Task statement =
Each line of the listing that contains the word "Disc" is to be copied.
'''
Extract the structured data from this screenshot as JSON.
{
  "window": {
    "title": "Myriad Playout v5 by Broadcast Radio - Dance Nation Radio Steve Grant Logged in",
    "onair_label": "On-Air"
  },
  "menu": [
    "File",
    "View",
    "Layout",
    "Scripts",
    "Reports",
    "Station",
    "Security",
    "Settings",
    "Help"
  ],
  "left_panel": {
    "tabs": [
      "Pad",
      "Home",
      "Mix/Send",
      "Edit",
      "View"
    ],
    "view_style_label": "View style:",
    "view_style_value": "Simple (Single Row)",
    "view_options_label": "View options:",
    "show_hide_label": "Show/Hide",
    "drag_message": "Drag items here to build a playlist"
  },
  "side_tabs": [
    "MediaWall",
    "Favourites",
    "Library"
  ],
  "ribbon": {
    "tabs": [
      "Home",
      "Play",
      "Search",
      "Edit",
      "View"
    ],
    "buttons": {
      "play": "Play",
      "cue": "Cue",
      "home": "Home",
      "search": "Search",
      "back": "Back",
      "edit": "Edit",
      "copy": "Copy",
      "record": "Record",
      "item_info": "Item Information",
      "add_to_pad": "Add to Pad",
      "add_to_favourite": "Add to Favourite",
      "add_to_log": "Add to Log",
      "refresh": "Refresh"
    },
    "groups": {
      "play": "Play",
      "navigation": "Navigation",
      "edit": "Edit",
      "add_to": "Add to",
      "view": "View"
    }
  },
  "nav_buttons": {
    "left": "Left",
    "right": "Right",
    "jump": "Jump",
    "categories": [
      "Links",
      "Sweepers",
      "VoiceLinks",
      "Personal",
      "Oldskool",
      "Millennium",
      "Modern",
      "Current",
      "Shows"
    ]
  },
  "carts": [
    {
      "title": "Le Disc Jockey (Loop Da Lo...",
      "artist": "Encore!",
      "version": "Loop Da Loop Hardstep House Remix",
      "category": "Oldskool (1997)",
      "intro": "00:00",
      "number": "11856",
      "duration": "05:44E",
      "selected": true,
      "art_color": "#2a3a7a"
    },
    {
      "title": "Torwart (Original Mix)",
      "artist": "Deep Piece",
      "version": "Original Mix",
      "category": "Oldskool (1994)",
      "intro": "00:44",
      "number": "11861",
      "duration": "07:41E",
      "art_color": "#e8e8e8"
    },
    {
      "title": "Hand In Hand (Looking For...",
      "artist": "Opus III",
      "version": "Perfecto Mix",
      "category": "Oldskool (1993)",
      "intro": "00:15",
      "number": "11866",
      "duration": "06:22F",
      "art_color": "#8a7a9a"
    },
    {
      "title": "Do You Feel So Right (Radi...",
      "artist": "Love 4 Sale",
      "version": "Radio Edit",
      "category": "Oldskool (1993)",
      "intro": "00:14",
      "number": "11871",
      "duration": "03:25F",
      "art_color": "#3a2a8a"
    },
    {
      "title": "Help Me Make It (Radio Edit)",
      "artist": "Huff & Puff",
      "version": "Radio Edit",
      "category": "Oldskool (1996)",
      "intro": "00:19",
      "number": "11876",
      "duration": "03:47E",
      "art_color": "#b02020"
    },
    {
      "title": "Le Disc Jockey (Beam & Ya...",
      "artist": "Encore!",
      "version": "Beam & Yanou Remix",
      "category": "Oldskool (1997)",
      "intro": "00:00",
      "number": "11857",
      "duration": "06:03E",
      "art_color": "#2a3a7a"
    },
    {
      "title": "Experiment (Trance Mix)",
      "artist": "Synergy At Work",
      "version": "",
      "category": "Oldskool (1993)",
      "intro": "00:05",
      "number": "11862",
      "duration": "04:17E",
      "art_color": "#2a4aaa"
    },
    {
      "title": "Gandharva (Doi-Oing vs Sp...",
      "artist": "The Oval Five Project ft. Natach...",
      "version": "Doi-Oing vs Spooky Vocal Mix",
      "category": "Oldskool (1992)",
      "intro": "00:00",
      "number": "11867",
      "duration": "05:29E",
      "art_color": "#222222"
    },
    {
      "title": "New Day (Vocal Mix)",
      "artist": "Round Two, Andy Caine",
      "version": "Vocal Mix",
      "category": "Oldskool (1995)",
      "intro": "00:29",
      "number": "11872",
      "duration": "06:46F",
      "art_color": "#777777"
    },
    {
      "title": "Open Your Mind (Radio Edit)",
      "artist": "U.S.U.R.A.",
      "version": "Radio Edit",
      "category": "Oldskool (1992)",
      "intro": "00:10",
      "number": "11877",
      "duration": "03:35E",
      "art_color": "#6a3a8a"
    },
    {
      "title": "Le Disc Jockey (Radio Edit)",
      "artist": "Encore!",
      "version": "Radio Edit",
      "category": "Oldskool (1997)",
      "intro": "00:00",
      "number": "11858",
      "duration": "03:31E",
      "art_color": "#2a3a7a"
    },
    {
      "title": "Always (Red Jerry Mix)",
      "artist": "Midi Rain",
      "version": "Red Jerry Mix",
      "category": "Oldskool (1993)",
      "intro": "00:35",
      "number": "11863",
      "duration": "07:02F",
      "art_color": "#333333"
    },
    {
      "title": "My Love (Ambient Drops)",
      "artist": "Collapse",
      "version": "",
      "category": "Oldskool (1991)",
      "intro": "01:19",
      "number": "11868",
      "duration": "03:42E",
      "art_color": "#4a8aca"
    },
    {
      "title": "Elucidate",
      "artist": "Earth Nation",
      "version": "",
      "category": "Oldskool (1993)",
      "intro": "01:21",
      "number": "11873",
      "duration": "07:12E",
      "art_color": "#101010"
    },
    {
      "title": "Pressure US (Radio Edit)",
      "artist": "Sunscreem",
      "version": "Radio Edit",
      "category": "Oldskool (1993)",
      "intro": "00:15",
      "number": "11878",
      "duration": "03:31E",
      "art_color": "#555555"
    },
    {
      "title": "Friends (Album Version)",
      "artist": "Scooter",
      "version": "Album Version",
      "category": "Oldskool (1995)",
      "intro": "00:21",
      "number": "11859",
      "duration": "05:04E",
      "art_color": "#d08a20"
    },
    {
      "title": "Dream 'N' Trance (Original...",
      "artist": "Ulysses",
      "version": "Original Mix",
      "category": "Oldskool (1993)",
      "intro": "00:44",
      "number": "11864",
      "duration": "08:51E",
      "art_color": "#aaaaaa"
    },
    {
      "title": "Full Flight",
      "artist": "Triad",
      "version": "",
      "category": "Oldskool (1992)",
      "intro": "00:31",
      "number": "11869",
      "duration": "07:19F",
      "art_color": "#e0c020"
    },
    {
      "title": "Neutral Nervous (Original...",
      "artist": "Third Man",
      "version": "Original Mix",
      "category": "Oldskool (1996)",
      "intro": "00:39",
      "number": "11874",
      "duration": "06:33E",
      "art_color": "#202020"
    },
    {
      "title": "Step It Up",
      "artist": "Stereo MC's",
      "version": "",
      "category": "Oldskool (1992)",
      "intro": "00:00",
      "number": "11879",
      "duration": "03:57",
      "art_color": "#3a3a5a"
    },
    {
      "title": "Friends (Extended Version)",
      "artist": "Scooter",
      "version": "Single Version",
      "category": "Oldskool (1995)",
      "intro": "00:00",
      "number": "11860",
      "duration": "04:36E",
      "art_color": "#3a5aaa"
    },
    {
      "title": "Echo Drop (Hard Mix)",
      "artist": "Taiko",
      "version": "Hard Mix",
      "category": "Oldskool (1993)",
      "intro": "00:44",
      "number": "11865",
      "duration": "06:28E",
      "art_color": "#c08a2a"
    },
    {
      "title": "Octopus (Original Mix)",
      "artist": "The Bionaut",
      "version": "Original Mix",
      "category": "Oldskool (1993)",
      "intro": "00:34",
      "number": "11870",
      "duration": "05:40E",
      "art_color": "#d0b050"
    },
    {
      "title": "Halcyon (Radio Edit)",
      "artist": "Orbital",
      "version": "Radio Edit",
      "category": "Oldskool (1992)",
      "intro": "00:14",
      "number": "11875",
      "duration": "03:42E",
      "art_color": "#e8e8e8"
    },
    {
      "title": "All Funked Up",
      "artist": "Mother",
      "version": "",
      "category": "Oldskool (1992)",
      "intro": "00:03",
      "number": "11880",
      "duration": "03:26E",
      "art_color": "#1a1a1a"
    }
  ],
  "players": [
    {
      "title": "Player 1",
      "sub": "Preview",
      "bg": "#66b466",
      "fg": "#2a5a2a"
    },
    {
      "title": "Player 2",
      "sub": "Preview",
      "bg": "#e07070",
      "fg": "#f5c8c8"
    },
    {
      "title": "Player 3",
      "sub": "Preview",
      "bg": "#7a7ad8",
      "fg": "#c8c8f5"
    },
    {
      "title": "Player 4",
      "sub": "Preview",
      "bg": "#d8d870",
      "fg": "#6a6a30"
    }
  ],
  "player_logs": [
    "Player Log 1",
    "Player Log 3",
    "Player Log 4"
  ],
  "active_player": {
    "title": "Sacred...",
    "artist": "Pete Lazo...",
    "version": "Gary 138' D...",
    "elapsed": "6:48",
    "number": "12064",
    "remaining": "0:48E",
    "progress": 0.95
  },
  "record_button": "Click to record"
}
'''
Your response =
      "title": "Le Disc Jockey (Loop Da Lo...",
      "title": "Le Disc Jockey (Beam & Ya...",
      "title": "Le Disc Jockey (Radio Edit)",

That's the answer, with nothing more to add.